**Supplied entries:**
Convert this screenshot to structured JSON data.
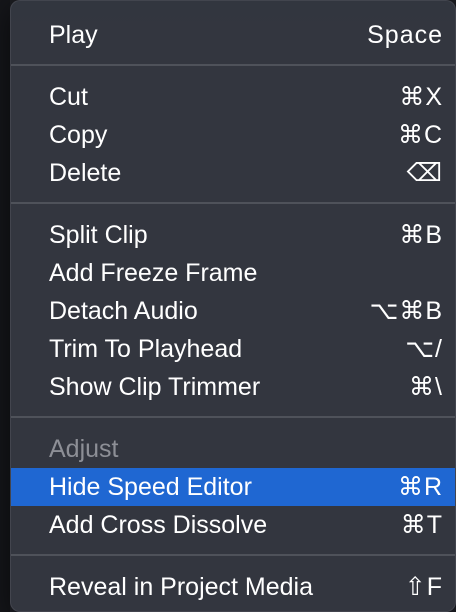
{
  "menu": {
    "items": [
      {
        "label": "Play",
        "shortcut": "Space"
      },
      {
        "label": "Cut",
        "shortcut": "⌘X"
      },
      {
        "label": "Copy",
        "shortcut": "⌘C"
      },
      {
        "label": "Delete",
        "shortcut": "⌫"
      },
      {
        "label": "Split Clip",
        "shortcut": "⌘B"
      },
      {
        "label": "Add Freeze Frame",
        "shortcut": ""
      },
      {
        "label": "Detach Audio",
        "shortcut": "⌥⌘B"
      },
      {
        "label": "Trim To Playhead",
        "shortcut": "⌥/"
      },
      {
        "label": "Show Clip Trimmer",
        "shortcut": "⌘\\"
      },
      {
        "label": "Adjust",
        "shortcut": ""
      },
      {
        "label": "Hide Speed Editor",
        "shortcut": "⌘R"
      },
      {
        "label": "Add Cross Dissolve",
        "shortcut": "⌘T"
      },
      {
        "label": "Reveal in Project Media",
        "shortcut": "⇧F"
      }
    ]
  },
  "colors": {
    "highlight": "#1f67d2",
    "menu_background": "#343740",
    "text": "#ffffff",
    "disabled_text": "#8d8f96"
  }
}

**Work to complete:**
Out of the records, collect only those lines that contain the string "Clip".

**Exercise solution:**
        "label": "Split Clip",
        "label": "Show Clip Trimmer",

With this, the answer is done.